Here, we look at some of the primary benefits and drawbacks of technology’s constant classroom presence. Whether you’re a parent of a student or a teacher, it’s essential to understand tech’s role in modern education.
Technology has the potential to draw students into a subject and hold them there longer. Educators can find creative, unique ways to do their jobs with endless possibilities at their fingertips.
Many apps and platforms today can make learning engaging and increase the retention of information. Take Learn to Win, for example. This app makes it easy to create unique training modules that educate through interactive games and lessons. When used correctly, technology can positively impact how invested people are in the learning process.
Preparation for the “Real World”
Technology isn’t going anywhere. We live in a digital age, and the education system must equip young people to navigate this modern world. From typing to coding and everything in between, using technology in classrooms sets kids up for success later on in life.
Think of all the high school and college students who have completely shifted away from taking notes by hand. Computers are readily available in academic settings, often encouraged or even provided by the institutions. It’s hard to escape this trend.
But studies of preschool-age children show that handwriting notes is superior to typing when developing reading and writing skills. Expert sargue that writing by hand has cognitive benefits, enhancing the ability for recognition and recall. In essence, evidence suggests handwriting is incredibly significant in the learning process.
Can Cause Distraction
Gone are the days of folding paper notes in class and secretly passing them when the teacher faces the chalkboard. Now, students carry small computers in their pockets that allow them to talk to anyone, anywhere. Students can easily hide phones in their pockets and send text messages, often without even looking at their screens.
Learning requires sustained focus and engagement. This concentration is hard to achieve when constant vibrations and notifications pull your attention away from the subject at hand.
Tech can also make it harder for students to focus on academic work outside of the classroom, as social media or video games distract them from studying. While education-enhancing technology has a place in the classroom, extraneous devices wreak more havoc than they help.
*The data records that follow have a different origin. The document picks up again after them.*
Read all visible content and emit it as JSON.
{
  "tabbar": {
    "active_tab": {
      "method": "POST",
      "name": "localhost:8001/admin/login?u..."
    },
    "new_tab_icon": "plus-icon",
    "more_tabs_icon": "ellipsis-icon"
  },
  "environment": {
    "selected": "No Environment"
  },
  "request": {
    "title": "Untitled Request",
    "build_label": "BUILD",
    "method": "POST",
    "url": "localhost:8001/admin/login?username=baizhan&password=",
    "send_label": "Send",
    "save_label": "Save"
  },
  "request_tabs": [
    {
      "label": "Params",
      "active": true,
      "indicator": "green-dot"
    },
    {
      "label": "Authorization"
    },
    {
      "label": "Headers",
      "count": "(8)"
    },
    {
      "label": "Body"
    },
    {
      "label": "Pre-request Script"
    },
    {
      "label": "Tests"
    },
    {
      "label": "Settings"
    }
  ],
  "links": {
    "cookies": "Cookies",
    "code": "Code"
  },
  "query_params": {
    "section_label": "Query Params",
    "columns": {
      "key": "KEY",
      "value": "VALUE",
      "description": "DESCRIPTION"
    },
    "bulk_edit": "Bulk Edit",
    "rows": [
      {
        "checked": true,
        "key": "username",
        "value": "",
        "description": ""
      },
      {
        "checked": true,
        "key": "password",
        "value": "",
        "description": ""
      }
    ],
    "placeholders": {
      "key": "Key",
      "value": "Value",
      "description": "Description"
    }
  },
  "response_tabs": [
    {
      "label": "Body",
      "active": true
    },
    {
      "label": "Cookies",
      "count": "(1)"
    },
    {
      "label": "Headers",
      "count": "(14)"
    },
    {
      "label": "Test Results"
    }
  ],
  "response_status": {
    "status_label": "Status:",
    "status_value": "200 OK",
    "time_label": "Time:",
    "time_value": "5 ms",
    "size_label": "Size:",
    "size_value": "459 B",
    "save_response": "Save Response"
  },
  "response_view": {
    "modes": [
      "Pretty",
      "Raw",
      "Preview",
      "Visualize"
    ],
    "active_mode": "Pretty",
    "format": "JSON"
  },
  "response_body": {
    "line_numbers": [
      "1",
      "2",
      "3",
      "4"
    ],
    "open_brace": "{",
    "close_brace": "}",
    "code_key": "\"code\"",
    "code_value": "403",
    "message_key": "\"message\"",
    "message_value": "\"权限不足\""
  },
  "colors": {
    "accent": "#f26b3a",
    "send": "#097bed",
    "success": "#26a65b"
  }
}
Evidence suggests that active engagement with technology can have positive implications on adolescents, but passive use has some less-appealing consequences. In essence, the specific way we interact with technology significantly affects the outcome.
When used in a balanced and intentional manner, technology can encourage engagement, foster creativity, and increase access in educational settings. Bringing tech intentionally into the classroom requires figuring out what works and what doesn’t and creating classroom policies to prevent issues such as distraction and diminished retention.